Tomorrow is Ash Wednesday which means that for Catholics, it begins a time of repentance and solemnity. It also means that today is the last day to choose something to give up for the next 40 days as a symbol of contrition. My childhood selections were usually something like candy or gum, and today many kids still choose something similar. When I was a child, my sister and I would give up all sweets and snacks, so on Easter morning, we were really looking forward to that chocolate Easter bunny. I’m strongly considering giving up something that holds a little more allure this year, and I think, as a mom, it would be a good thing.
I’m talking about Facebook.
I’ll admit I’ve considered this before, way before Lent was on the horizon.

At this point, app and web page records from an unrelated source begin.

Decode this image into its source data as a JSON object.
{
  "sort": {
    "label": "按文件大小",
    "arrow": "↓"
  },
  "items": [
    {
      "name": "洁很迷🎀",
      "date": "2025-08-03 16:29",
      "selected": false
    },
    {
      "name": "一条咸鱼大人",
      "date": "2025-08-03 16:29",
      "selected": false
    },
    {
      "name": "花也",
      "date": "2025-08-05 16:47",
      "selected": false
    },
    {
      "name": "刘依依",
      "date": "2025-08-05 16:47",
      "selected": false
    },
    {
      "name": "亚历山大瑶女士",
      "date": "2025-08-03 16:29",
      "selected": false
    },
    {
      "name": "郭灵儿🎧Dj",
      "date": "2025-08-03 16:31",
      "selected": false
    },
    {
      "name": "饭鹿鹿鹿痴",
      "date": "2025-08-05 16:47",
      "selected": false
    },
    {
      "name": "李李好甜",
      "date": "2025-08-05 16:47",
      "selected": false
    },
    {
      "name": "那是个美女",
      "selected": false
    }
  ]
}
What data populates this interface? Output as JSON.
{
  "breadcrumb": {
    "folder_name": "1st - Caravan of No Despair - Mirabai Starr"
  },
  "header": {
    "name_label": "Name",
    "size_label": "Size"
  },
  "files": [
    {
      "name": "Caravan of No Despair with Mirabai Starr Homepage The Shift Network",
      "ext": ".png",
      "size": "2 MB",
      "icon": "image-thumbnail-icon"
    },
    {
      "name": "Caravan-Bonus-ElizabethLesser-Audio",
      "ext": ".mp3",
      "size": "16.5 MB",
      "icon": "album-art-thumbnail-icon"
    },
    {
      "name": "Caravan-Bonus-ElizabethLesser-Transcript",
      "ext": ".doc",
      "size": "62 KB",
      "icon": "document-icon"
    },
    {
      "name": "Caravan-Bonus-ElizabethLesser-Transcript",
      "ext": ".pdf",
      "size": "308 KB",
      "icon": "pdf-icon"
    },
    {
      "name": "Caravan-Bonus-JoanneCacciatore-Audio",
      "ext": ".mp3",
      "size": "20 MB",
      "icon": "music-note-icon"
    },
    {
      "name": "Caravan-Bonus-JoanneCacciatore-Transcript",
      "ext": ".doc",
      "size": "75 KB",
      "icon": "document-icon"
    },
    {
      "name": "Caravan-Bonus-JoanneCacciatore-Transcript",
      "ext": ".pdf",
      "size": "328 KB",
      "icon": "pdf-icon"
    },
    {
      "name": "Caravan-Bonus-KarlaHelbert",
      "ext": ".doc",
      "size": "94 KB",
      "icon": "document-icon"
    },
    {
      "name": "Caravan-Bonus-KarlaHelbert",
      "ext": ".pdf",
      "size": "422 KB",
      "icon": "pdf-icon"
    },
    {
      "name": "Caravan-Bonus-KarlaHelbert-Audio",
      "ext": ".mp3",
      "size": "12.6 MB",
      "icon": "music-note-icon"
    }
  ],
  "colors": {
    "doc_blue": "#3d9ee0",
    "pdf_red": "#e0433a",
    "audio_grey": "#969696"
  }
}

On one hand, Facebook can be a fabulous way to keep up with friends and family far away and a wonderful way to share information, ideas, and stories among like-minded professionals. Yet it can also be an outlet for some to boast about phony pursuits and others to display teen-like desperate behavior for those seeking validation.
Honesty, I get so incredibly sick of seeing statuses promoting the perfect life. We all have these friends who say their husband is the ideal man and their kids are perfection, which is fine is wonderful if you really feel that way. But we all know the same friends who say these things on Facebook and then hate their husbands and have kids who drive them crazy. Why can’t we feel ok about accepting our lives as they are without feeling the need to brag false truths to the internet?
I know a mom who literally curses out her hubby to others and then posts how he is the love of her life, the perfect man and she could never live without him. You have to be sorta suspect of anyone who feels the need to communicate back and forth to their husband when they are sitting next to each other in the same house. I mean if you love the guy, why not say to him, “I love you and I’m so happy your mine” (and then stopping yourself from belittling him to family and friends wouldn’t hurt either). Do you really have to announce your
fake perfect life every day?
The other part of Facebook that I’m not thrilled about which affects me directly is simply checking it. It can be a big waste of time for moms. The catch for me is that I work in social media, so it’s a little difficult for me to not go on at least a couple of times of day without interacting.But I really don’t need to check my entire newsfeed. That is what becomes exhaustive. So I’ve tried to just check what is happening at the time I log on and have a few minutes to kill.
But it can get addictive because invariably I have many friends who share good news, or even bad and I feel like reaching out to. Or I have friends who share really awesome articles that I read (and end up staying online much longer than planned).
I’m actively working on being more present in my life and Facebook makes me less present. There have been times when one of my kids will talk to me and I’ll only half-listen while I’m replying to someone. That’s not the mom I want to be.
So I’m thinking of taking a 40-day break from the social site. And I’m sure that when I get back, everything will be just as I left it, but hopefully, I’ll have become so serene without the constant beeps from my Blackberry announcing messages and replies, that I won’t want to go back to it, or at least feel less compelled to check it daily.
I’m not sure I can do it. It will be difficult to not post my thoughts on the latest breaking news or put up articles that I want to share. And yikes, what about Words With Friends, which I have become mildly addicted to? Maybe I should reconsider this whole giving up for Lent thing and just give up housework. Well, I have a day to think about it.
What about you? What kinds of statuses drive you mad? Could you ever give up Facebook? Would you want to? Is Facebook a time waster for you?
For more on Lent, read Sunny’s piece, 7 Things That Kids Give Up For Lent.
Image: Flickr/Raising Little Saints